Exercise data:
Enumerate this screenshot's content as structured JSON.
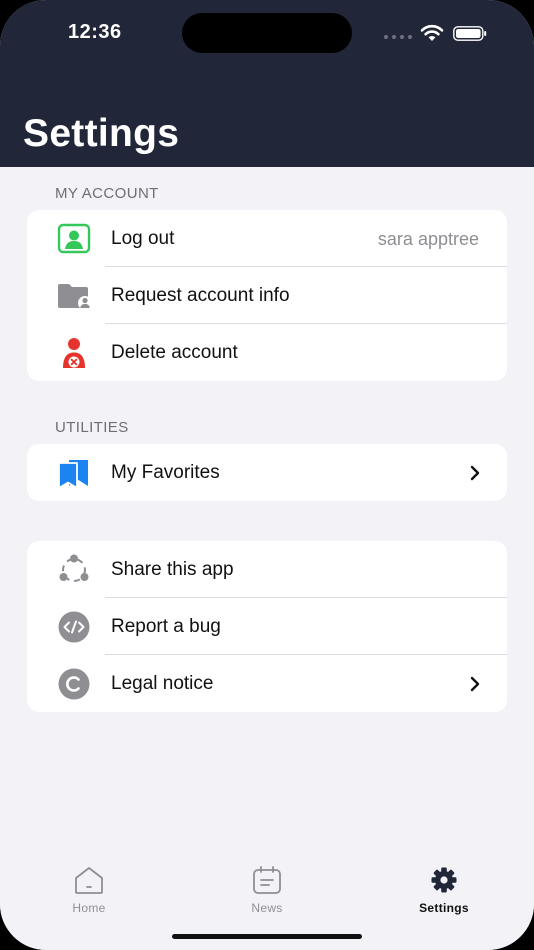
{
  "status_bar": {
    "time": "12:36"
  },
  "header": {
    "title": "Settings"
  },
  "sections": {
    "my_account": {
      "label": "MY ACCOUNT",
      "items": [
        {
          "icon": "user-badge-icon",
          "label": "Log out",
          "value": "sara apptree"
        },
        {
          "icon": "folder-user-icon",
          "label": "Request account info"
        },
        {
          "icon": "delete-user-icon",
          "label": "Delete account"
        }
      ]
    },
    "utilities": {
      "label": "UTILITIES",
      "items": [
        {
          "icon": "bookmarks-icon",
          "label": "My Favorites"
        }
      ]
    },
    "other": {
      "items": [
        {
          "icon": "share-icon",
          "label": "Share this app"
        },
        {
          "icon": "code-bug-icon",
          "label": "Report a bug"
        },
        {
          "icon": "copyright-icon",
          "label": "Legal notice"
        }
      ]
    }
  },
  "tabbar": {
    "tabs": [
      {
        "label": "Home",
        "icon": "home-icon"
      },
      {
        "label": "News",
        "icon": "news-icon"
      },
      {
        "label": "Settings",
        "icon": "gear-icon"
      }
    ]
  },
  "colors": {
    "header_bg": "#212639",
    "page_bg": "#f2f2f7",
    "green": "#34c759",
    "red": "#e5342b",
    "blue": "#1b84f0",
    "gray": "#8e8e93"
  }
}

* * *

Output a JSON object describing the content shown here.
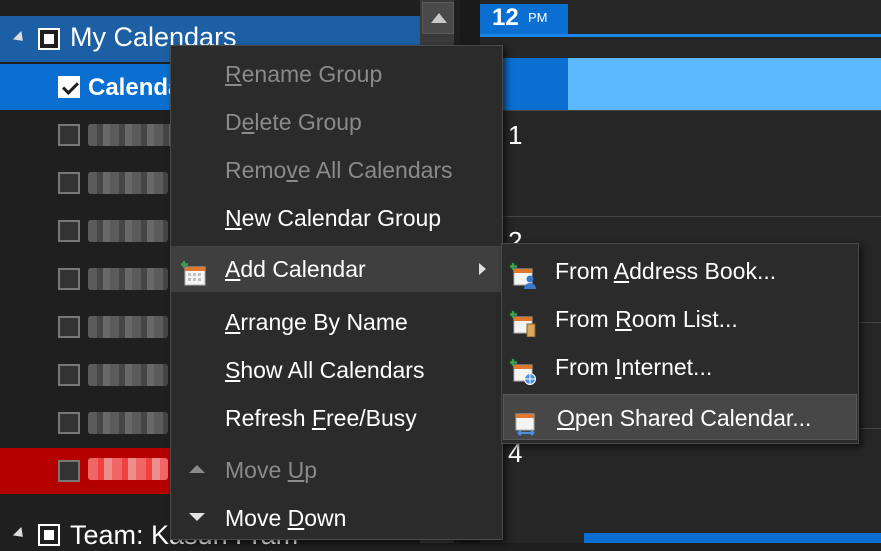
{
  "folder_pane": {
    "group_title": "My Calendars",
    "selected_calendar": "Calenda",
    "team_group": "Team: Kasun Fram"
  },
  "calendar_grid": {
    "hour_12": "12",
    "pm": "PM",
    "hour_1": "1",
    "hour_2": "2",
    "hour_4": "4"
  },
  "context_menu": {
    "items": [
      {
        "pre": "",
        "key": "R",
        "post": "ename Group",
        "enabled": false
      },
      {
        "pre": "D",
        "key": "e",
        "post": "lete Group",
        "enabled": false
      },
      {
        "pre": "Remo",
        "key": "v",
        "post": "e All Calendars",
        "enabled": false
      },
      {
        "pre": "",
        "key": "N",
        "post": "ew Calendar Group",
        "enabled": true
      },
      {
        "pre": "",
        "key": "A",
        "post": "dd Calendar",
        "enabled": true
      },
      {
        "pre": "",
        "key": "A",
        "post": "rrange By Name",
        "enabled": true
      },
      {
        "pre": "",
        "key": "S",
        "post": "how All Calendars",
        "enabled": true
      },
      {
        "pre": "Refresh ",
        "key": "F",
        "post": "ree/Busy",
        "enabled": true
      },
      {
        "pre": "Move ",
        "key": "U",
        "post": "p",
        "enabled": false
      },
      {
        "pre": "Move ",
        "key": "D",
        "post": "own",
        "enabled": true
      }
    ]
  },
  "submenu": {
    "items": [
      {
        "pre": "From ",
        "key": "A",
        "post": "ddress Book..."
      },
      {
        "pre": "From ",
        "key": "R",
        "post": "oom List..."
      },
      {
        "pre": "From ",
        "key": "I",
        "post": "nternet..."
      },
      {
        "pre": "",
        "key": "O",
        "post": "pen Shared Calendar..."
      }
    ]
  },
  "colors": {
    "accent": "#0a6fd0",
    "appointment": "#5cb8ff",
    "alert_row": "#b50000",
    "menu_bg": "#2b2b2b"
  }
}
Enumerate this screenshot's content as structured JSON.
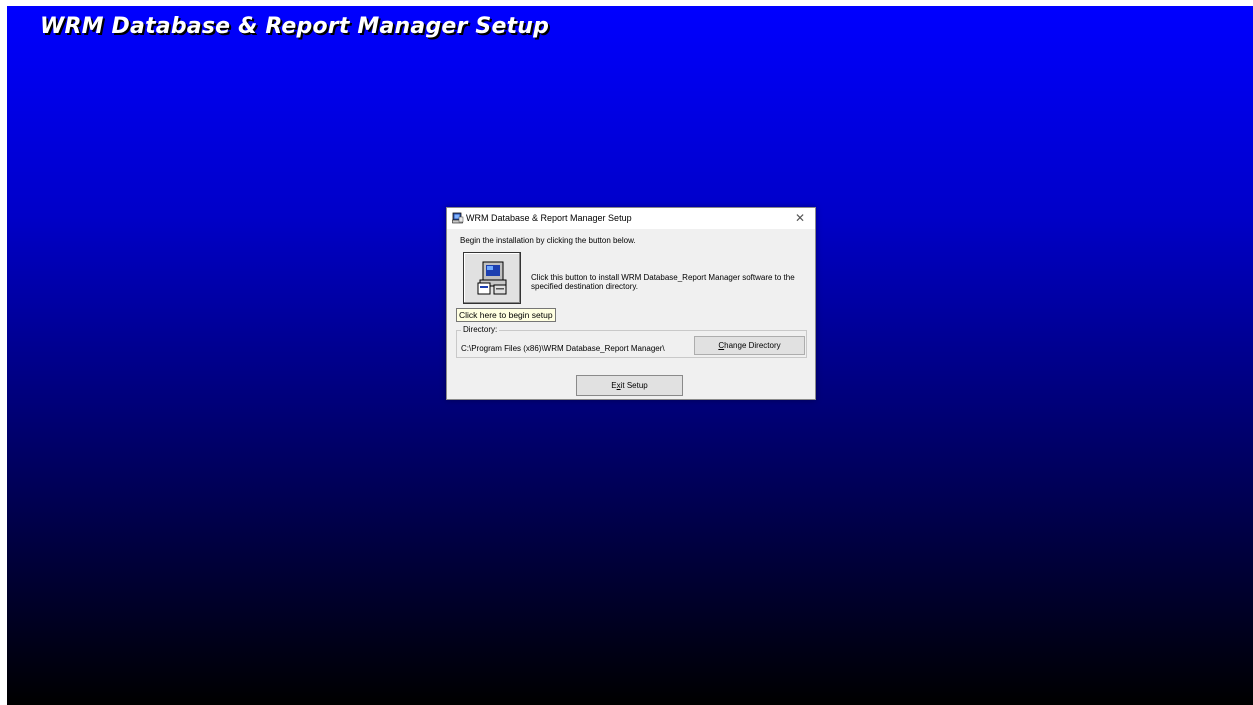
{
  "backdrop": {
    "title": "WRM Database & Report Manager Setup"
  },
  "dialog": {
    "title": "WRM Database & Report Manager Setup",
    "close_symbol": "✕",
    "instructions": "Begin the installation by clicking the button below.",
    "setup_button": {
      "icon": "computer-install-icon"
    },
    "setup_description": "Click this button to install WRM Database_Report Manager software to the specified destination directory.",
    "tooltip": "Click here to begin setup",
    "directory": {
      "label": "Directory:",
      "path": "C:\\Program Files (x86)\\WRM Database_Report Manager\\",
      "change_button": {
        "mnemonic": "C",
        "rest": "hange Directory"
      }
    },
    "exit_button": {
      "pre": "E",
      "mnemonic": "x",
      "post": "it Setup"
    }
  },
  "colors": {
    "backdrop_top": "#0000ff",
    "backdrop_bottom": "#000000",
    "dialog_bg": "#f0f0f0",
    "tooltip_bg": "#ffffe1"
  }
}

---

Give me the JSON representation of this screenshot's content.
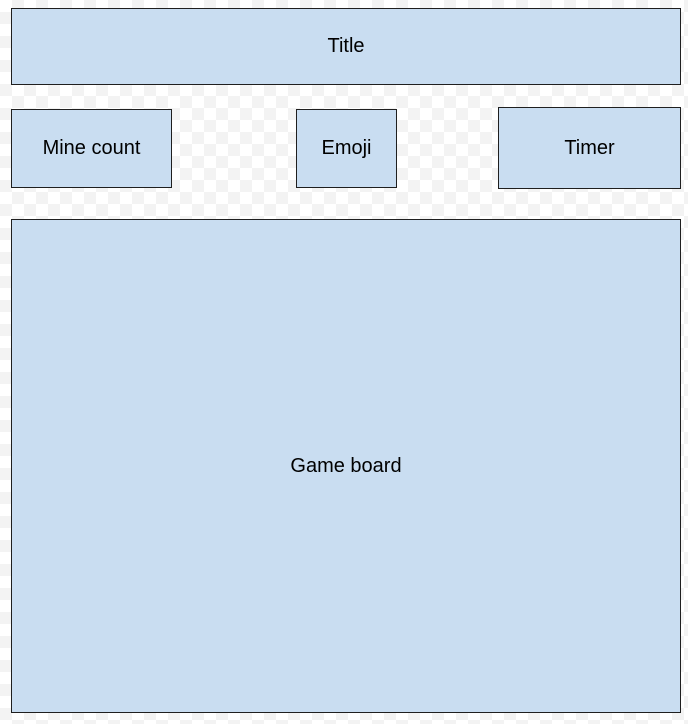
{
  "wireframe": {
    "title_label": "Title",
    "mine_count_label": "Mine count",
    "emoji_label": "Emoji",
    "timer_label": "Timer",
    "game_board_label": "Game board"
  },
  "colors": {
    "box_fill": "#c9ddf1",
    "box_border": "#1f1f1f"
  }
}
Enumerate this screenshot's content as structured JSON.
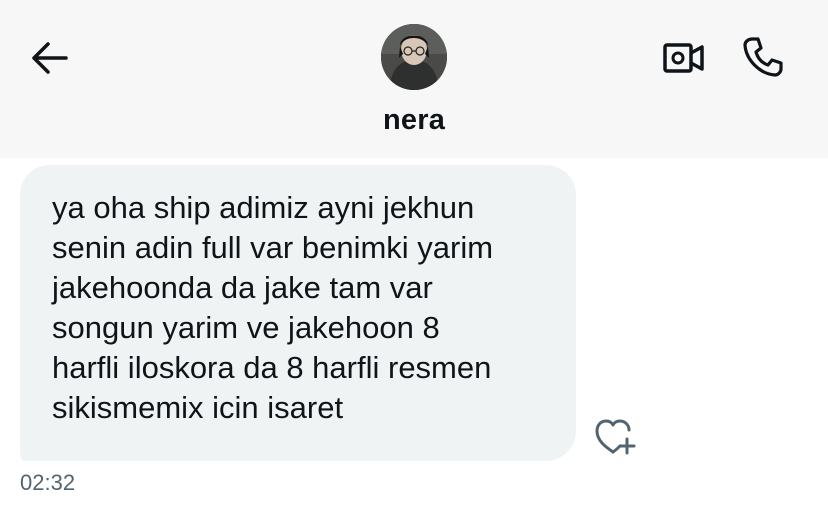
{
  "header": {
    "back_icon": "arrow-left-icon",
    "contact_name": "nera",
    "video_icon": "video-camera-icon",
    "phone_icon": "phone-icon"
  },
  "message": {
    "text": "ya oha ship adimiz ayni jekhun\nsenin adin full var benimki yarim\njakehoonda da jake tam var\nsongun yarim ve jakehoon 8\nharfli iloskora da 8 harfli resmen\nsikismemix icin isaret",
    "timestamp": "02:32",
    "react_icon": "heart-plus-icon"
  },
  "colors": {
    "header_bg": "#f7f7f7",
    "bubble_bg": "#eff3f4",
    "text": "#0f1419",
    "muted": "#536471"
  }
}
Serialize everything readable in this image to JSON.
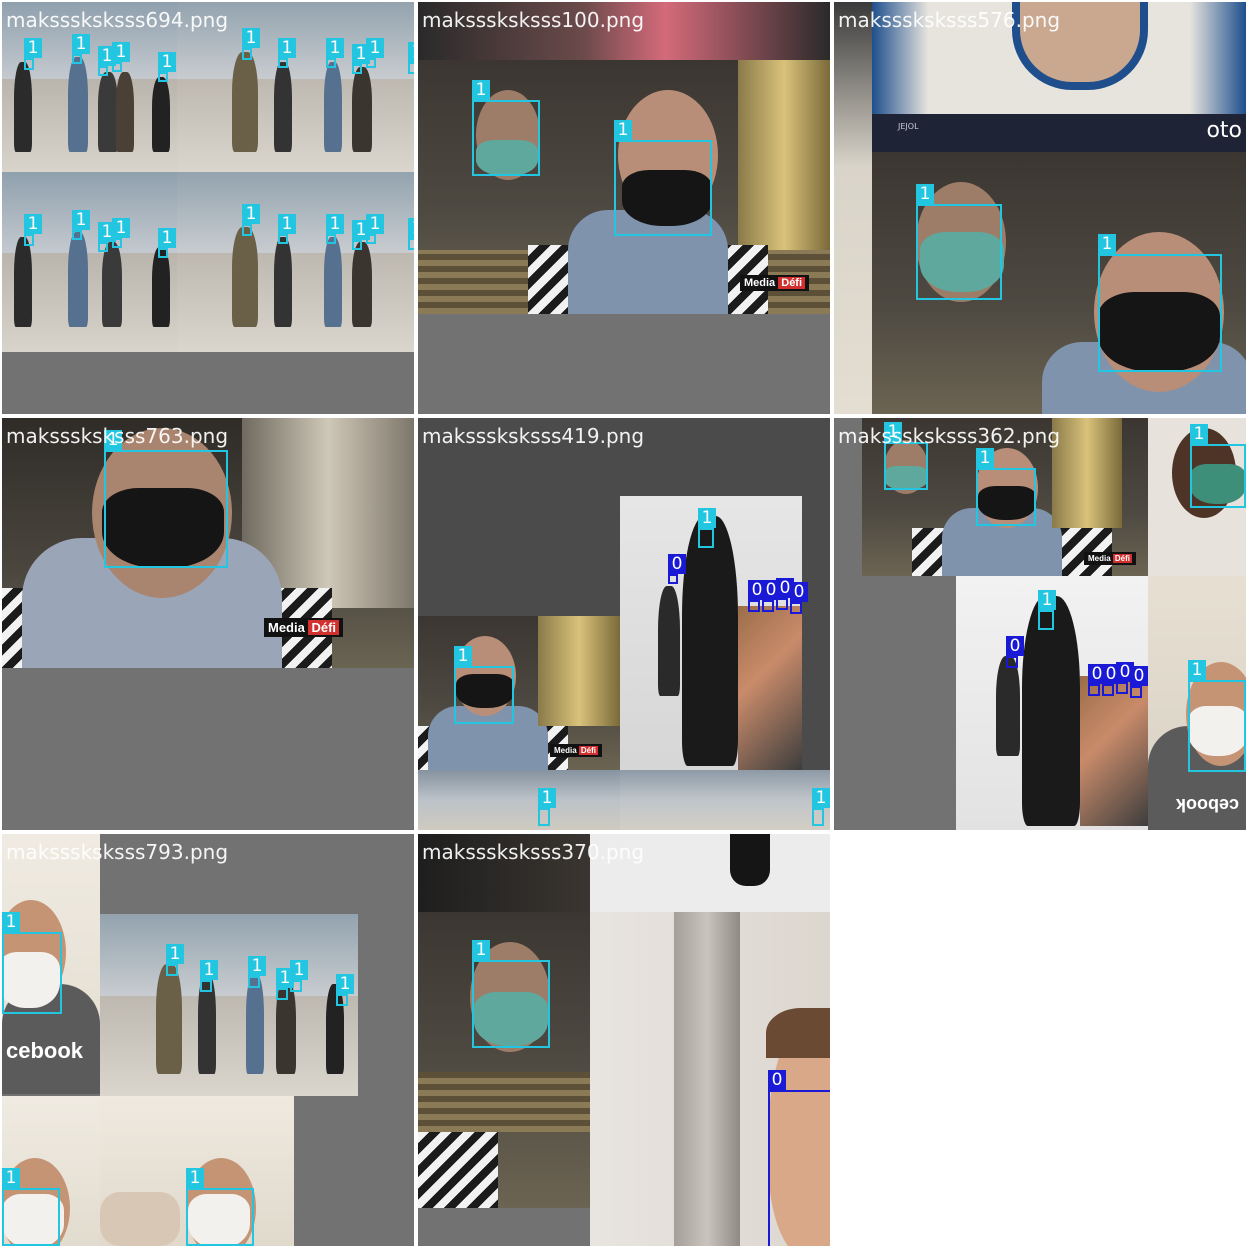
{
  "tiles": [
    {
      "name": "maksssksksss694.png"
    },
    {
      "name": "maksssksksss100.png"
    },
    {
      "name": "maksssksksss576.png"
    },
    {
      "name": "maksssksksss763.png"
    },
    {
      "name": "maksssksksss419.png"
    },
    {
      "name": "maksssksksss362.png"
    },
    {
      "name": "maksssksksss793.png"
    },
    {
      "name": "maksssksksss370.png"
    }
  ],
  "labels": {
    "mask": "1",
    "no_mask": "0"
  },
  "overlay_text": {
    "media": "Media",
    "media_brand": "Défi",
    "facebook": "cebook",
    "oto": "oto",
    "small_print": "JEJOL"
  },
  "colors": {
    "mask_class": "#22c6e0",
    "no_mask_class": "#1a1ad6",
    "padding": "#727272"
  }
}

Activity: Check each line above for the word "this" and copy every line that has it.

Answer space:
Enumerate this screenshot's content as structured JSON.
          "label": "Share this app"
Enumerate this screenshot's content as structured JSON.
    "setup_description": "Click this button to install WRM Database_Report Manager software to the specified destination directory.",
Give me the JSON representation of this screenshot's content.
Enumerate this screenshot's content as structured JSON.
Serialize everything readable in this image to JSON.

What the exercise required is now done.